According to these men, the UN is not registering them, neither in Istanbul nor in Ankara. One of them, however, has been granted resettlement. The UN will help him resettle in another country. He got registered two years ago, when it was still possible. He doesn’t want to go to the U.S. In his opinion, the Americans are the ones ruining the Middle East, but that is where the UN found resettlement for him, so that is where he is going.

“No embassy is open for applying visas. We can bad mouth smugglers all we want, but the reality is that they are our only option to get to Europe. Not all of them are bandits, some are professional,” one man says.  

Another gets upset and raises his voice: “How can you say they are not bandits?! They lack humanity, they scam us and take our money!”

Several refugees have been forced to swim back when the rubber boats taking them from Turkey to Greece sink. One of the men says he was in a truck where several people suffocated, because there was no oxygen. 

“Christians sometimes get thrown overboard, because on some boats there are Islamic fanatics and terrorists.”

One of them says in very low voice, “Yes, but Muslims are also fighting each other on the boats. It’s hell. Everything. War in Syria. War in Iraq. Everyone is fighting everybody, and there is no way out.”


Another guy shows us ads put up by smugglers, in which they offer their services and guarantee safe passage. “We guarantee you will not be scammed. We will charge you some in advance and you pay the rest upon arriving in the country of your choice.”

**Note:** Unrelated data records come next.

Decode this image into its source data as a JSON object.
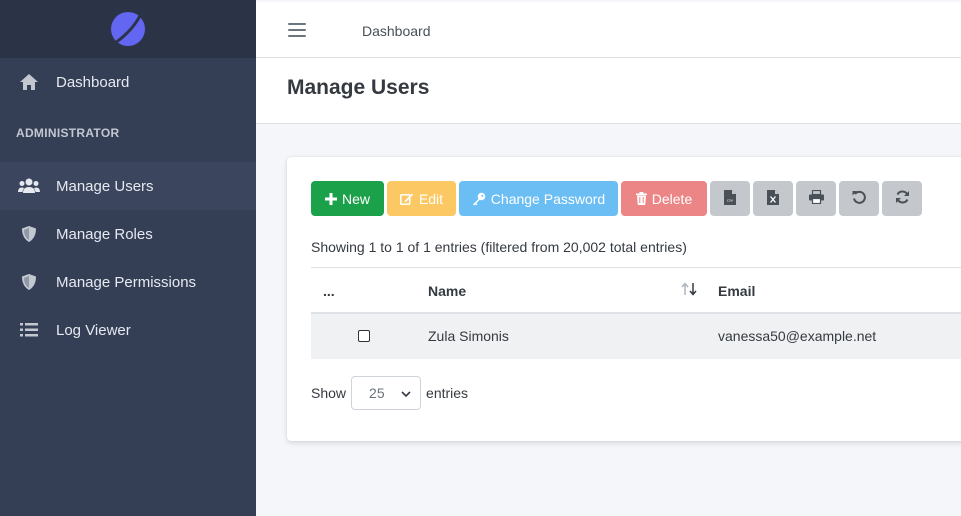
{
  "sidebar": {
    "items": [
      {
        "label": "Dashboard",
        "icon": "home-icon"
      },
      {
        "label": "Manage Users",
        "icon": "users-icon"
      },
      {
        "label": "Manage Roles",
        "icon": "shield-icon"
      },
      {
        "label": "Manage Permissions",
        "icon": "shield-icon"
      },
      {
        "label": "Log Viewer",
        "icon": "list-icon"
      }
    ],
    "section_label": "ADMINISTRATOR"
  },
  "topbar": {
    "link": "Dashboard"
  },
  "page": {
    "title": "Manage Users"
  },
  "toolbar": {
    "new_label": "New",
    "edit_label": "Edit",
    "change_password_label": "Change Password",
    "delete_label": "Delete"
  },
  "table": {
    "info": "Showing 1 to 1 of 1 entries (filtered from 20,002 total entries)",
    "headers": [
      "...",
      "Name",
      "Email"
    ],
    "rows": [
      {
        "name": "Zula Simonis",
        "email": "vanessa50@example.net"
      }
    ]
  },
  "pagination": {
    "show_label": "Show",
    "page_size": "25",
    "entries_label": "entries"
  },
  "colors": {
    "sidebar": "#343f56",
    "new": "#1aa14a",
    "edit": "#fbc863",
    "change_password": "#6bbef3",
    "delete": "#ec8585"
  }
}
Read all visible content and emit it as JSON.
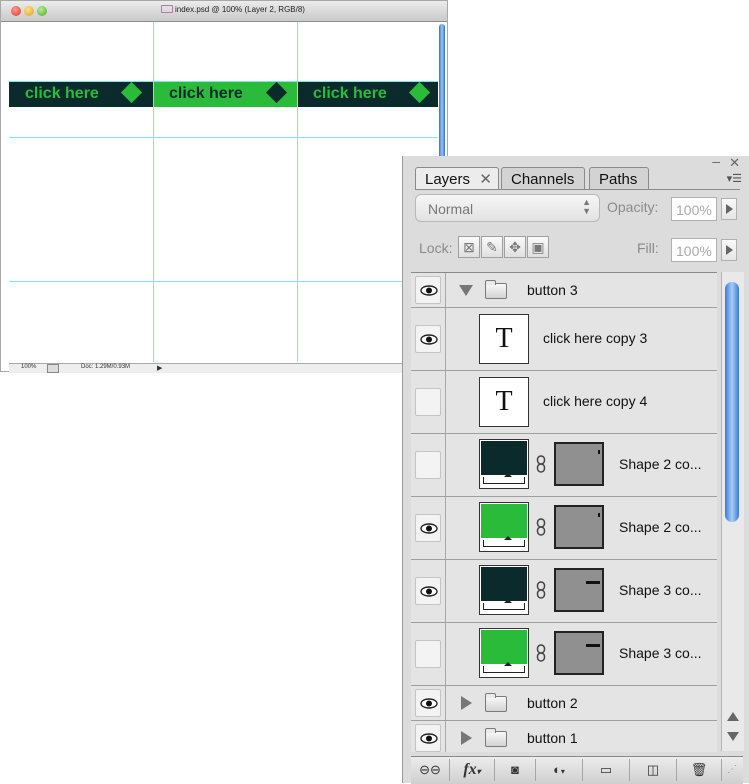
{
  "document": {
    "title": "index.psd @ 100% (Layer 2, RGB/8)",
    "buttons": [
      {
        "label": "click here",
        "diamond_color": "#2bbb3a"
      },
      {
        "label": "click here",
        "diamond_color": "#0b2a2c"
      },
      {
        "label": "click here",
        "diamond_color": "#2bbb3a"
      }
    ],
    "button_bg_colors": [
      "#0b2a2c",
      "#2bbb3a",
      "#0b2a2c"
    ],
    "status": {
      "zoom": "100%",
      "doc_size": "Doc: 1.29M/0.93M"
    }
  },
  "panel": {
    "tabs": [
      {
        "label": "Layers"
      },
      {
        "label": "Channels"
      },
      {
        "label": "Paths"
      }
    ],
    "blend_mode": "Normal",
    "opacity_label": "Opacity:",
    "opacity_value": "100%",
    "lock_label": "Lock:",
    "fill_label": "Fill:",
    "fill_value": "100%",
    "layers": [
      {
        "name": "button 3",
        "type": "group",
        "expanded": true,
        "visible": true
      },
      {
        "name": "click here copy 3",
        "type": "text",
        "visible": true
      },
      {
        "name": "click here copy 4",
        "type": "text",
        "visible": false
      },
      {
        "name": "Shape 2 co...",
        "type": "shape",
        "color": "#0b2a2c",
        "visible": false
      },
      {
        "name": "Shape 2 co...",
        "type": "shape",
        "color": "#2bbb3a",
        "visible": true
      },
      {
        "name": "Shape 3 co...",
        "type": "shape",
        "color": "#0b2a2c",
        "visible": true
      },
      {
        "name": "Shape 3 co...",
        "type": "shape",
        "color": "#2bbb3a",
        "visible": false
      },
      {
        "name": "button 2",
        "type": "group",
        "expanded": false,
        "visible": true
      },
      {
        "name": "button 1",
        "type": "group",
        "expanded": false,
        "visible": true
      }
    ],
    "text_thumb_glyph": "T",
    "bottom_buttons": [
      "link-layers",
      "fx",
      "add-mask",
      "adjustment",
      "new-group",
      "new-layer",
      "delete"
    ],
    "fx_label": "fx"
  }
}
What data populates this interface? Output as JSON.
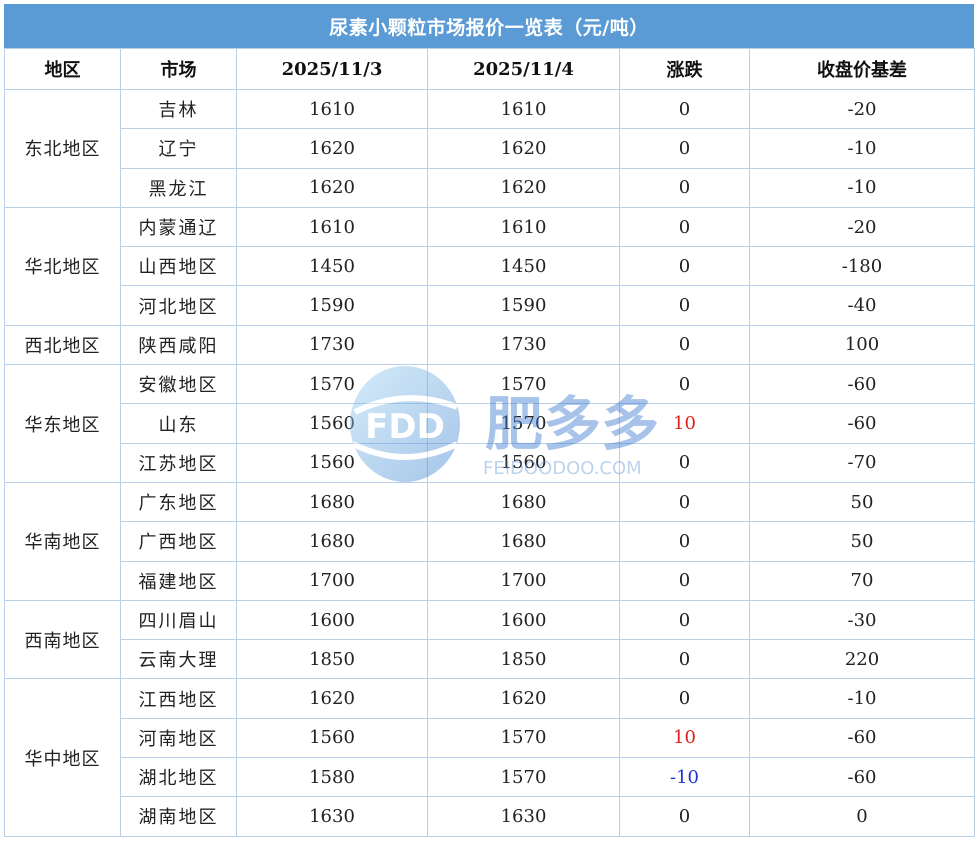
{
  "title": "尿素小颗粒市场报价一览表（元/吨）",
  "headers": [
    "地区",
    "市场",
    "2025/11/3",
    "2025/11/4",
    "涨跌",
    "收盘价基差"
  ],
  "groups": [
    {
      "region": "东北地区",
      "rows": [
        {
          "market": "吉林",
          "d1": "1610",
          "d2": "1610",
          "change": "0",
          "basis": "-20",
          "trend": "flat"
        },
        {
          "market": "辽宁",
          "d1": "1620",
          "d2": "1620",
          "change": "0",
          "basis": "-10",
          "trend": "flat"
        },
        {
          "market": "黑龙江",
          "d1": "1620",
          "d2": "1620",
          "change": "0",
          "basis": "-10",
          "trend": "flat"
        }
      ]
    },
    {
      "region": "华北地区",
      "rows": [
        {
          "market": "内蒙通辽",
          "d1": "1610",
          "d2": "1610",
          "change": "0",
          "basis": "-20",
          "trend": "flat"
        },
        {
          "market": "山西地区",
          "d1": "1450",
          "d2": "1450",
          "change": "0",
          "basis": "-180",
          "trend": "flat"
        },
        {
          "market": "河北地区",
          "d1": "1590",
          "d2": "1590",
          "change": "0",
          "basis": "-40",
          "trend": "flat"
        }
      ]
    },
    {
      "region": "西北地区",
      "rows": [
        {
          "market": "陕西咸阳",
          "d1": "1730",
          "d2": "1730",
          "change": "0",
          "basis": "100",
          "trend": "flat"
        }
      ]
    },
    {
      "region": "华东地区",
      "rows": [
        {
          "market": "安徽地区",
          "d1": "1570",
          "d2": "1570",
          "change": "0",
          "basis": "-60",
          "trend": "flat"
        },
        {
          "market": "山东",
          "d1": "1560",
          "d2": "1570",
          "change": "10",
          "basis": "-60",
          "trend": "up"
        },
        {
          "market": "江苏地区",
          "d1": "1560",
          "d2": "1560",
          "change": "0",
          "basis": "-70",
          "trend": "flat"
        }
      ]
    },
    {
      "region": "华南地区",
      "rows": [
        {
          "market": "广东地区",
          "d1": "1680",
          "d2": "1680",
          "change": "0",
          "basis": "50",
          "trend": "flat"
        },
        {
          "market": "广西地区",
          "d1": "1680",
          "d2": "1680",
          "change": "0",
          "basis": "50",
          "trend": "flat"
        },
        {
          "market": "福建地区",
          "d1": "1700",
          "d2": "1700",
          "change": "0",
          "basis": "70",
          "trend": "flat"
        }
      ]
    },
    {
      "region": "西南地区",
      "rows": [
        {
          "market": "四川眉山",
          "d1": "1600",
          "d2": "1600",
          "change": "0",
          "basis": "-30",
          "trend": "flat"
        },
        {
          "market": "云南大理",
          "d1": "1850",
          "d2": "1850",
          "change": "0",
          "basis": "220",
          "trend": "flat"
        }
      ]
    },
    {
      "region": "华中地区",
      "rows": [
        {
          "market": "江西地区",
          "d1": "1620",
          "d2": "1620",
          "change": "0",
          "basis": "-10",
          "trend": "flat"
        },
        {
          "market": "河南地区",
          "d1": "1560",
          "d2": "1570",
          "change": "10",
          "basis": "-60",
          "trend": "up"
        },
        {
          "market": "湖北地区",
          "d1": "1580",
          "d2": "1570",
          "change": "-10",
          "basis": "-60",
          "trend": "down"
        },
        {
          "market": "湖南地区",
          "d1": "1630",
          "d2": "1630",
          "change": "0",
          "basis": "0",
          "trend": "flat"
        }
      ]
    }
  ],
  "watermark": {
    "logo_text": "FDD",
    "brand": "肥多多",
    "url": "FEIDOODOO.COM"
  },
  "colors": {
    "header_bg": "#5b9bd5",
    "border": "#b8cfe6",
    "up": "#e0201c",
    "down": "#1f33d6"
  }
}
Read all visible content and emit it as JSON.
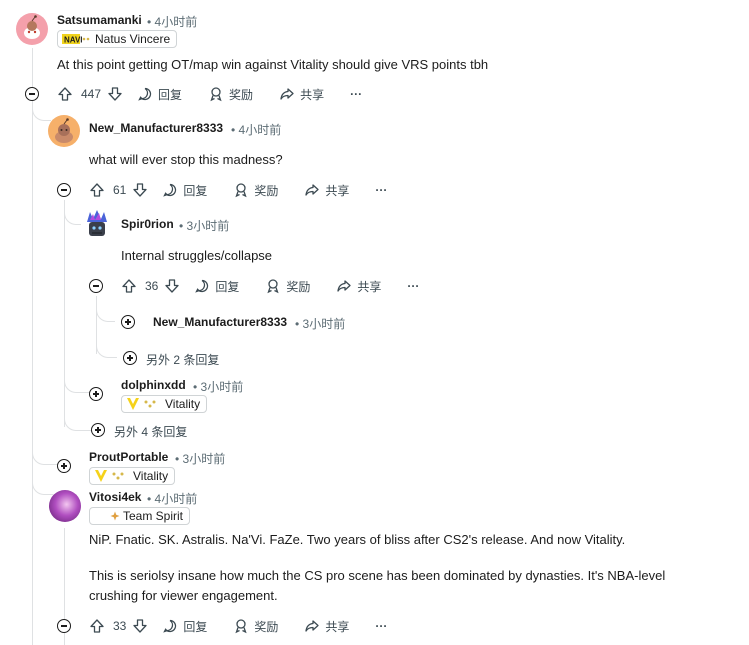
{
  "comments": {
    "c1": {
      "username": "Satsumamanki",
      "time": "4小时前",
      "flair": "Natus Vincere",
      "flair_icon": "navi-logo",
      "text": "At this point getting OT/map win against Vitality should give VRS points tbh",
      "votes": "447",
      "reply": "回复",
      "award": "奖励",
      "share": "共享",
      "more": "···",
      "avatar_color": "#f4a0ab"
    },
    "c2": {
      "username": "New_Manufacturer8333",
      "time": "4小时前",
      "text": "what will ever stop this madness?",
      "votes": "61",
      "reply": "回复",
      "award": "奖励",
      "share": "共享",
      "more": "···",
      "avatar_color": "#f6b06a"
    },
    "c3": {
      "username": "Spir0rion",
      "time": "3小时前",
      "text": "Internal struggles/collapse",
      "votes": "36",
      "reply": "回复",
      "award": "奖励",
      "share": "共享",
      "more": "···"
    },
    "c4": {
      "username": "New_Manufacturer8333",
      "time": "3小时前"
    },
    "more1": "另外 2 条回复",
    "c5": {
      "username": "dolphinxdd",
      "time": "3小时前",
      "flair": "Vitality",
      "flair_icon": "vitality-logo"
    },
    "more2": "另外 4 条回复",
    "c6": {
      "username": "ProutPortable",
      "time": "3小时前",
      "flair": "Vitality",
      "flair_icon": "vitality-logo"
    },
    "c7": {
      "username": "Vitosi4ek",
      "time": "4小时前",
      "flair": "Team Spirit",
      "flair_icon": "team-spirit-logo",
      "text1": "NiP. Fnatic. SK. Astralis. Na'Vi. FaZe. Two years of bliss after CS2's release. And now Vitality.",
      "text2": "This is seriolsy insane how much the CS pro scene has been dominated by dynasties. It's NBA-level",
      "text3": "crushing for viewer engagement.",
      "votes": "33",
      "reply": "回复",
      "award": "奖励",
      "share": "共享",
      "more": "···"
    }
  },
  "separator": "•",
  "colors": {
    "thread_line": "#dfe1e3",
    "vitality_yellow": "#f5d21a",
    "navi_yellow": "#f0d31c"
  }
}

Let’s go back to Södertälje, at the café where my friends and I are researching the cynical smuggler pages on Facebook.  I receive a note on Ilham’s whereabouts – one of her friends writes to me, tells me that she is hiding in Turkey. She might be one of the UN’s special cases because of her work in Syria – which I am told not to reveal – and is waiting for resettlement.

Later that day I see Fadi. His legs fold beneath him when I tell him that I have located and spoken to his sister. She is alive and wishes to speak to him.

I receive a text message: two sisters who fled ISIS in al-Qaraytain, Syria have been washed ashore in Rhodos. A surviver tells her story and sends me photos.

They are both English teachers.  A warning is sent out: beware of the persons smuggling them.

Is this situation something the Obama Administration, UN and EU might consider to discuss?